Earnings were 75 cents per share, within the company’s guidance range of 70 to 80 cents, and a penny above the Street’s estimate. For Q2, HP expects adjusted earnings of 73 to 83 cents per share, in line with the Street’s consensus of 76 cents. GAAP profits for Q2 are expected to be 40 to 50 cents per share.

  • Analyst Samik Chatterjee of JP Morgan has declared a Neutral outlook  and increased the price target from $27 to $30.

Ross Stores
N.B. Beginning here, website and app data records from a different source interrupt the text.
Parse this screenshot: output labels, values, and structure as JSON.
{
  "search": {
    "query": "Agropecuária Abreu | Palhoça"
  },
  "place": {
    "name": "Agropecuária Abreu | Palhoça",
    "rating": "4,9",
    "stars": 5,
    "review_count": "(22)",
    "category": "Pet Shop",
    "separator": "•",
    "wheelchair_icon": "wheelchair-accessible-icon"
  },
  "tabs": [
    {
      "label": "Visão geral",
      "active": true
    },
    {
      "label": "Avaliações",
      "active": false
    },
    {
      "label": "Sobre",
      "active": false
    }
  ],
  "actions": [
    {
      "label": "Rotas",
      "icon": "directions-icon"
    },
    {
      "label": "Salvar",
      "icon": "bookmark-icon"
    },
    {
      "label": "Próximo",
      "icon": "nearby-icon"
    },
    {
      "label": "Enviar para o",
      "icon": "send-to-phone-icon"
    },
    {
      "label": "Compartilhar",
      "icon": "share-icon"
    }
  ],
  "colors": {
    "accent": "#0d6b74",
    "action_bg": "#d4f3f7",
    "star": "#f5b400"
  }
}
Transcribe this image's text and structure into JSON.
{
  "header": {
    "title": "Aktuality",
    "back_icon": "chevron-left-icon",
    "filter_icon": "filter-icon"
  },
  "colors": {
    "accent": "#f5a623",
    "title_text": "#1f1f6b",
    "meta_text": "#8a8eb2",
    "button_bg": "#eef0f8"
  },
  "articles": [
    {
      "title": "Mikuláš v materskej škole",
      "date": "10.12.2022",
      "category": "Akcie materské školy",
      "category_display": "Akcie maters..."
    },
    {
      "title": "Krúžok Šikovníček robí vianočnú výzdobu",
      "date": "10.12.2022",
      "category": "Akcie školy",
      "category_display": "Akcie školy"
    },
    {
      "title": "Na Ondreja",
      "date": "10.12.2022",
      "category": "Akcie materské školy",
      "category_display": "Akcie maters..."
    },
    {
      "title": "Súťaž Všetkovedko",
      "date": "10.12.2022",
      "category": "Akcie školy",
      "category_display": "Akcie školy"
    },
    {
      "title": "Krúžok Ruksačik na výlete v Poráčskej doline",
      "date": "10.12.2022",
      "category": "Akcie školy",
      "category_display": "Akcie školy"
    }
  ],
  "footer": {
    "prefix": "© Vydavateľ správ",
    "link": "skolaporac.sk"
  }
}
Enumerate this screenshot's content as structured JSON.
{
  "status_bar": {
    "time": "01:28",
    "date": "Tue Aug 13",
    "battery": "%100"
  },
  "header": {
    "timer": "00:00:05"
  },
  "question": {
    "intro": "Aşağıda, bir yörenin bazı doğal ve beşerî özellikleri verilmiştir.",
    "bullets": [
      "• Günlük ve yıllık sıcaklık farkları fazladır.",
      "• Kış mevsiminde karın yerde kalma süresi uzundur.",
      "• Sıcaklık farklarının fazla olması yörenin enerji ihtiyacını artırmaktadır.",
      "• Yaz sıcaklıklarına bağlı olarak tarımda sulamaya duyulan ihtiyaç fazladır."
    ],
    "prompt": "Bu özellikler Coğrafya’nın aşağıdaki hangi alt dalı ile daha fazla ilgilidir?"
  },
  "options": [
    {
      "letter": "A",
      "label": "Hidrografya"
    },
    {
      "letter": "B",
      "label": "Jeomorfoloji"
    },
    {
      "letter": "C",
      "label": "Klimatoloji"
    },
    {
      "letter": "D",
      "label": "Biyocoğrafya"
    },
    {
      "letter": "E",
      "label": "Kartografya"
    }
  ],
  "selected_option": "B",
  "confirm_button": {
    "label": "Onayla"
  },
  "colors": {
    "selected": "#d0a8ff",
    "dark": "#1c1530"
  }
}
Reported Q4 earnings per share of $1.31 on net income of $447 million, beating expectations due to customers’ positive response to improved assortments and stronger value offerings. Sales for the quarter were $5.2 billion, with comparable store sales up 1%. For the fiscal year 2022, earnings per share were $4.38 on net income of $1.5 billion, compared to $4.87 per share on net earnings of $1.7 billion in 2021. Sales for the year were $18.7 billion, with comparable store sales down 4% compared to a 13% increase in the prior year. The company’s board of directors increased the quarterly cash dividend by 8% to $0.335 per share. The company also repurchased a total of 10.3 million shares of common stock for $950 million in fiscal 2022, and expects to complete the remaining $950 million under the authorization in fiscal 2023.
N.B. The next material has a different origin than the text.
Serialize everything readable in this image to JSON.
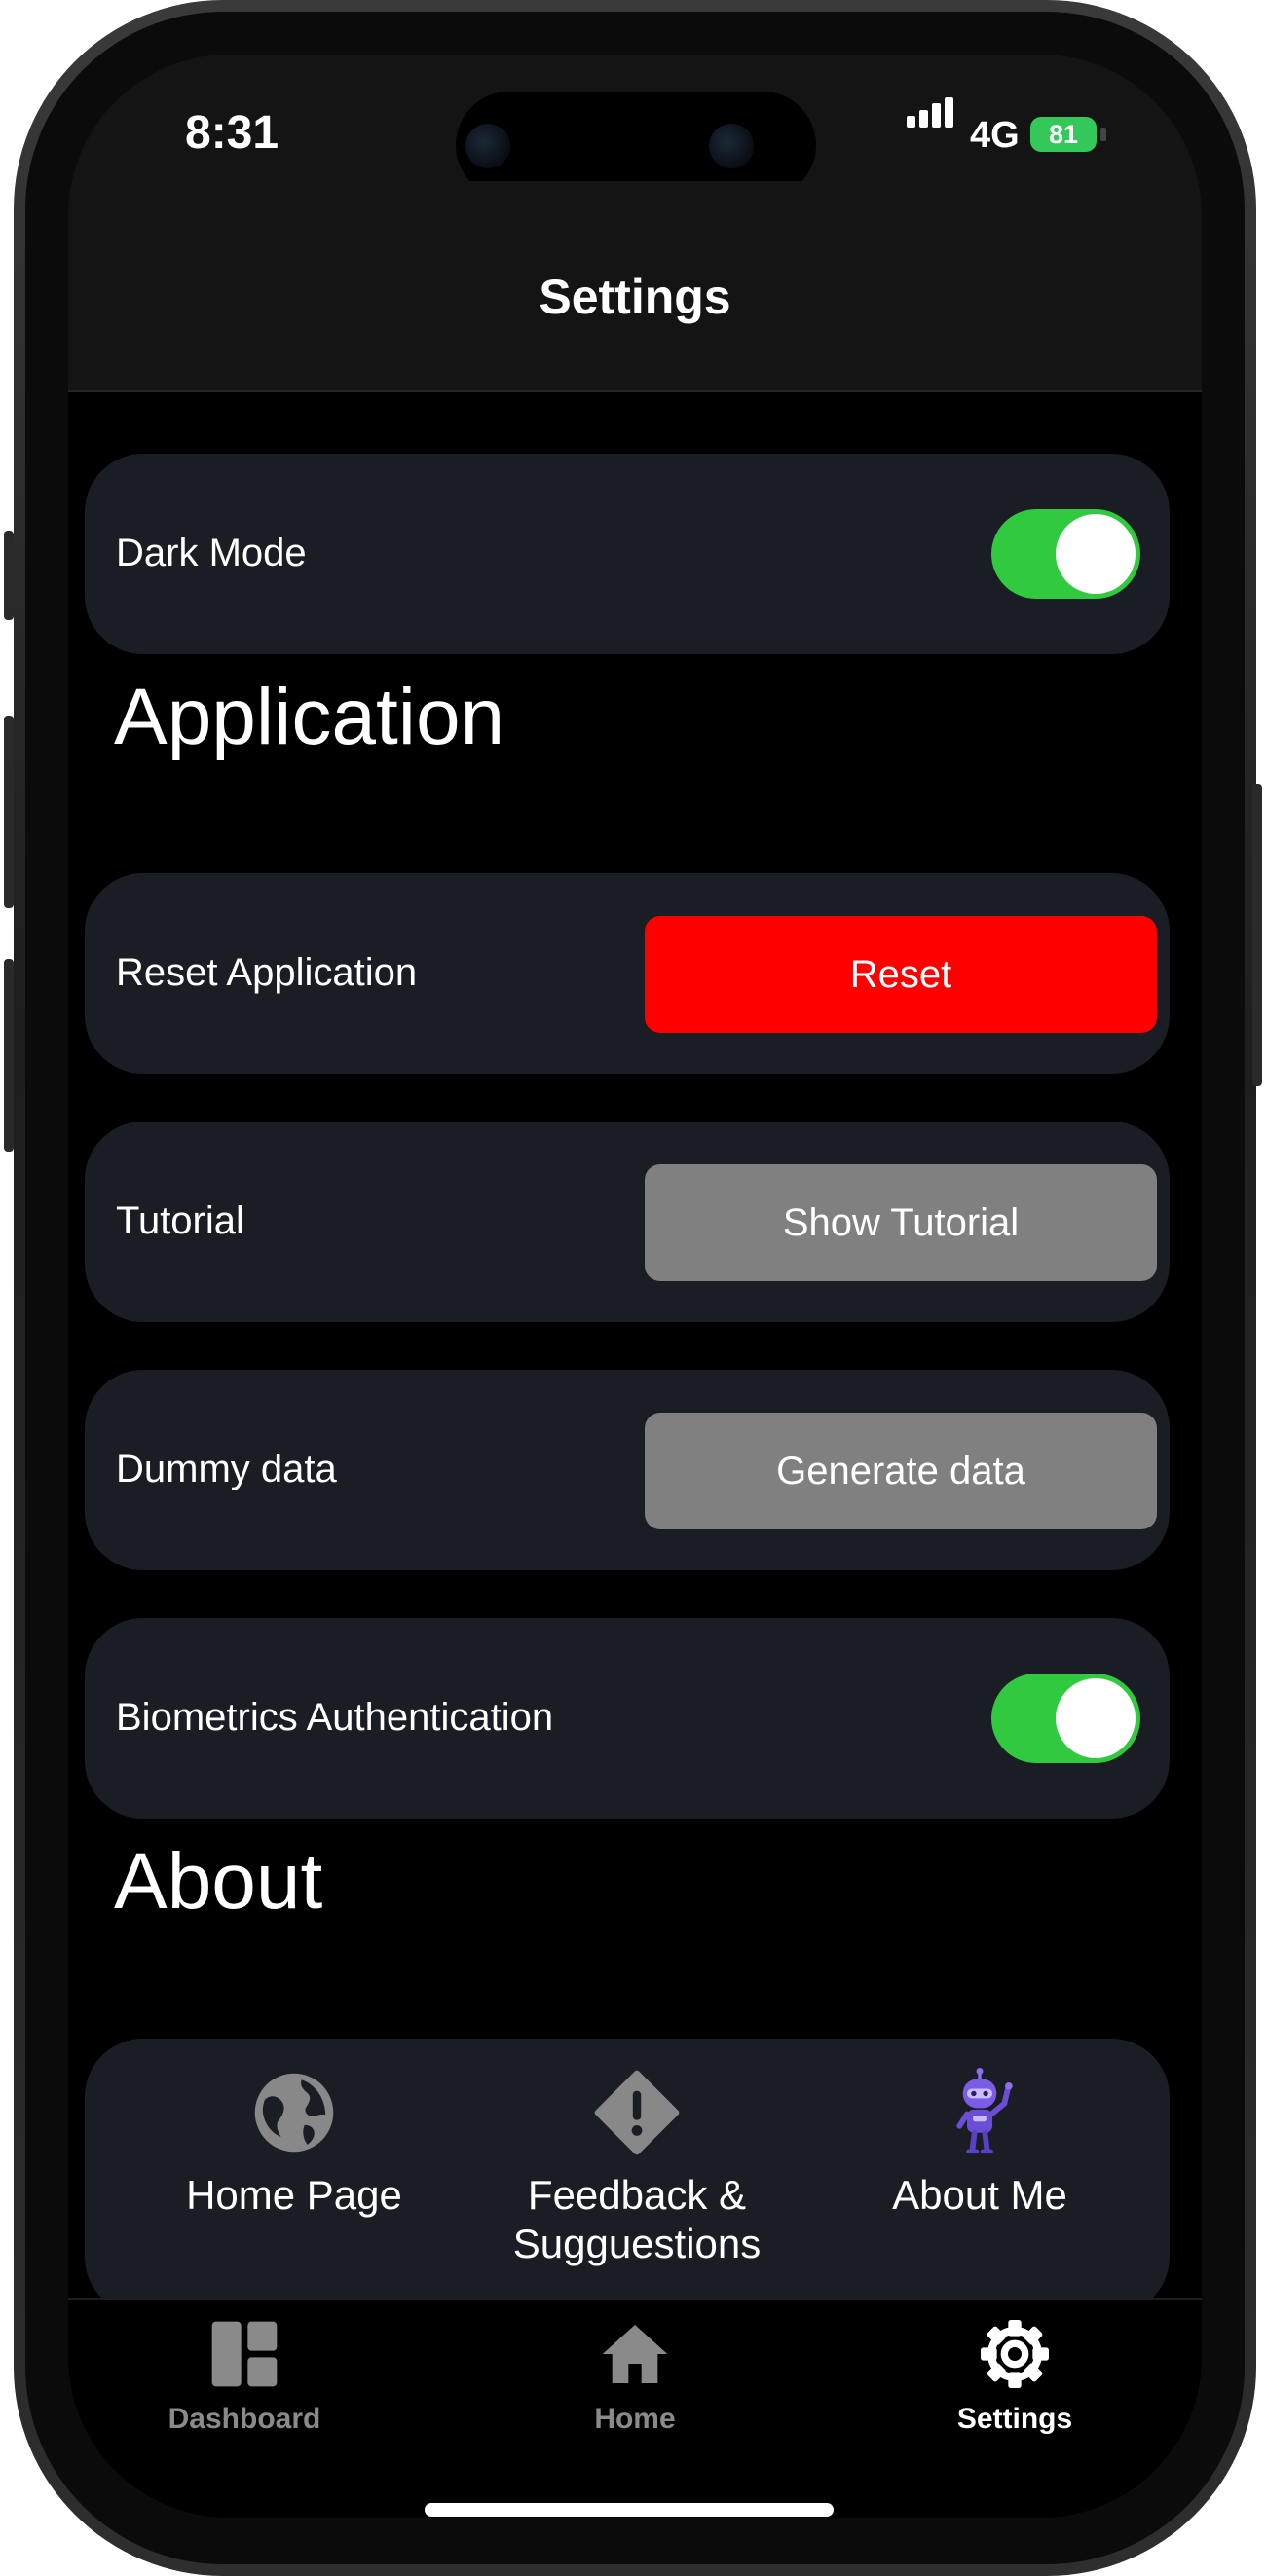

The company is planning for earnings per share in the range of $4.65 to $4.95 for the 53 weeks ending February 3, 2024, compared to $4.38 in fiscal 2022, with an estimated benefit of $0.15 from the 53rd week in fiscal 2023. For the first quarter of 2023, comparable store sales are also expected to be relatively flat, with earnings per share in the range of $0.99 to $1.05 compared to $0.97 last year. The results fell short of Wall Street’s expectations, citing increased inflation costs and their targeting of low to moderate income customers being a factor for this outcome.
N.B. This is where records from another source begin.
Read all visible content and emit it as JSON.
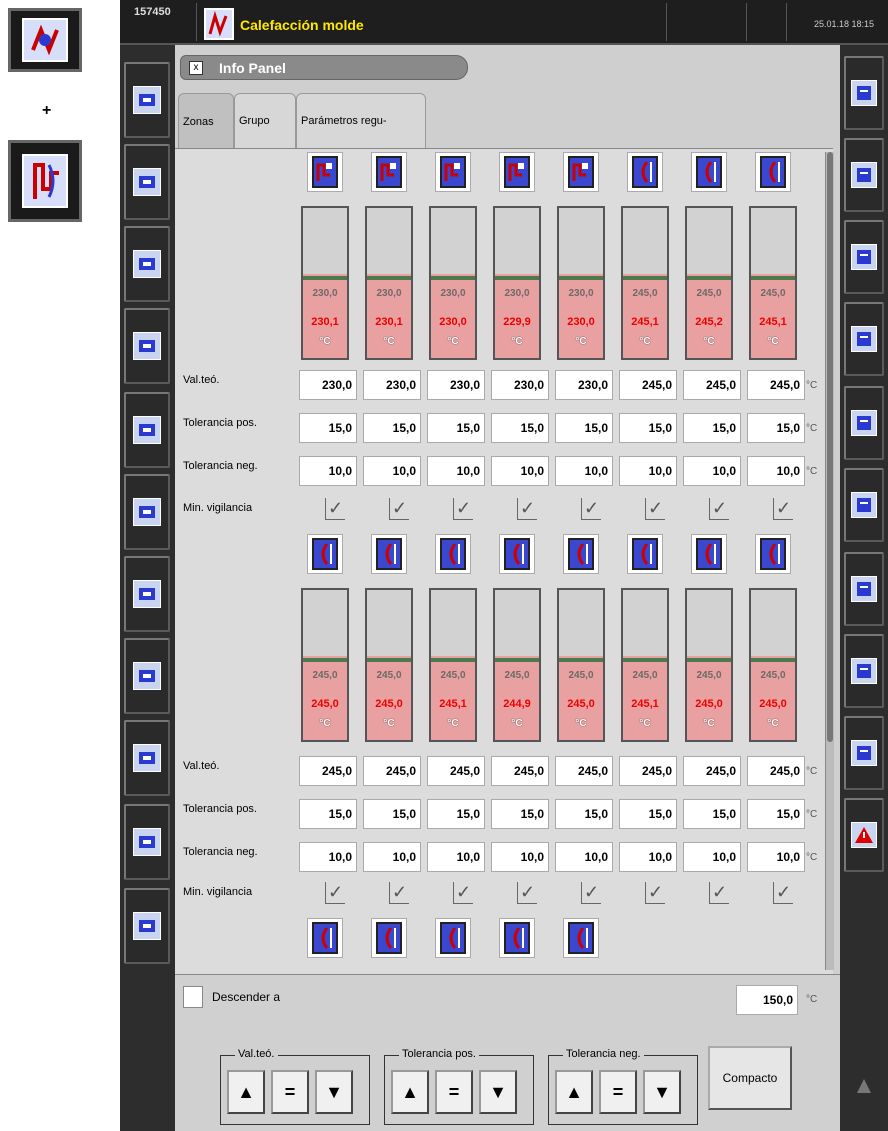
{
  "top": {
    "id": "157450",
    "title": "Calefacción molde",
    "time": "25.01.18 18:15"
  },
  "legend": {
    "plus": "+"
  },
  "info_panel": {
    "title": "Info Panel",
    "close": "x"
  },
  "tabs": [
    "Zonas",
    "Grupo",
    "Parámetros regu-"
  ],
  "labels": {
    "setpoint": "Val.teó.",
    "tol_pos": "Tolerancia pos.",
    "tol_neg": "Tolerancia neg.",
    "min_vig": "Min. vigilancia"
  },
  "unit": "°C",
  "check_mark": "✓",
  "group1": {
    "setpoints_bar": [
      "230,0",
      "230,0",
      "230,0",
      "230,0",
      "230,0",
      "245,0",
      "245,0",
      "245,0"
    ],
    "actuals": [
      "230,1",
      "230,1",
      "230,0",
      "229,9",
      "230,0",
      "245,1",
      "245,2",
      "245,1"
    ],
    "setpoint": [
      "230,0",
      "230,0",
      "230,0",
      "230,0",
      "230,0",
      "245,0",
      "245,0",
      "245,0"
    ],
    "tol_pos": [
      "15,0",
      "15,0",
      "15,0",
      "15,0",
      "15,0",
      "15,0",
      "15,0",
      "15,0"
    ],
    "tol_neg": [
      "10,0",
      "10,0",
      "10,0",
      "10,0",
      "10,0",
      "10,0",
      "10,0",
      "10,0"
    ]
  },
  "group2": {
    "setpoints_bar": [
      "245,0",
      "245,0",
      "245,0",
      "245,0",
      "245,0",
      "245,0",
      "245,0",
      "245,0"
    ],
    "actuals": [
      "245,0",
      "245,0",
      "245,1",
      "244,9",
      "245,0",
      "245,1",
      "245,0",
      "245,0"
    ],
    "setpoint": [
      "245,0",
      "245,0",
      "245,0",
      "245,0",
      "245,0",
      "245,0",
      "245,0",
      "245,0"
    ],
    "tol_pos": [
      "15,0",
      "15,0",
      "15,0",
      "15,0",
      "15,0",
      "15,0",
      "15,0",
      "15,0"
    ],
    "tol_neg": [
      "10,0",
      "10,0",
      "10,0",
      "10,0",
      "10,0",
      "10,0",
      "10,0",
      "10,0"
    ]
  },
  "bottom": {
    "lower_label": "Descender a",
    "lower_value": "150,0",
    "groups": [
      "Val.teó.",
      "Tolerancia pos.",
      "Tolerancia neg."
    ],
    "btn_up": "▲",
    "btn_eq": "=",
    "btn_down": "▼",
    "compact": "Compacto",
    "scroll_up": "▲"
  },
  "left_nav_icons": [
    "screen-icon",
    "mold-open-icon",
    "mold-close-icon",
    "injection-icon",
    "ejector-icon",
    "nozzle-icon",
    "dosing-icon",
    "cooling-icon",
    "heating-icon",
    "temperature-icon",
    "graph-icon"
  ],
  "right_nav_icons": [
    "back-icon",
    "process-icon",
    "setup-icon",
    "overview-icon",
    "printer-icon",
    "edit-icon",
    "note-icon",
    "tools-icon",
    "help-icon",
    "alarm-icon"
  ]
}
  • Baird analyst Mark Altschwager has raised his rating to an Outperform and adjusting the price target from $125 to $130.
  • Credit Suisse analyst Michael Binetti maintains an Outperform rating  while leaving the price target unchanged at $123.
  • Telsey Advisory Group analyst Dana Telsey stands with her Market Perform rating and maintains her $120 price target.


First Solar

Has strong financial forecasts, which include net sales for 2023 of $3.4 billion to $3.6 billion and operating income of $745 million to $870 million, have led one analyst to suggest that the company is potentially the biggest beneficiary of the Inflation Reduction Act. The company expects to receive tax credits of $660 million to $710 million from the act, which provides tax benefits for solar manufacturers in order to incentivize solar projects.. While the company reported a loss of 7 cents per share, this was better than the consensus call for a loss of 17 cents per share among analysts tracked by FactSet.

  • Baird analyst Ben Kallo has reaffirmed his Outperform rating while also increasing his price target from $180 to $208.
  • Goldman Sachs’ Brian Lee maintains his Buy rating and upgrades his price tag from $231 to $260.
  • Guggenheim Joseph Osha holds a Buy recommendation but applied a downgrade in his price target from $260 to $255.


  • Joseph Feldman, analyst of Telsey Advisory Group, maintains the rating of Outperform for Lowe’s Companies with a price target of $250.

Despite falling short of Wall Street’s expectations in terms of fiscal fourth-quarter sales at $22.45 billion versus the expected $22.69 billion per Refitting estimates, efforts to control costs led to impressive adjusted earnings per share which came in higher than predicted at $2.28 against forecasts of $2.21.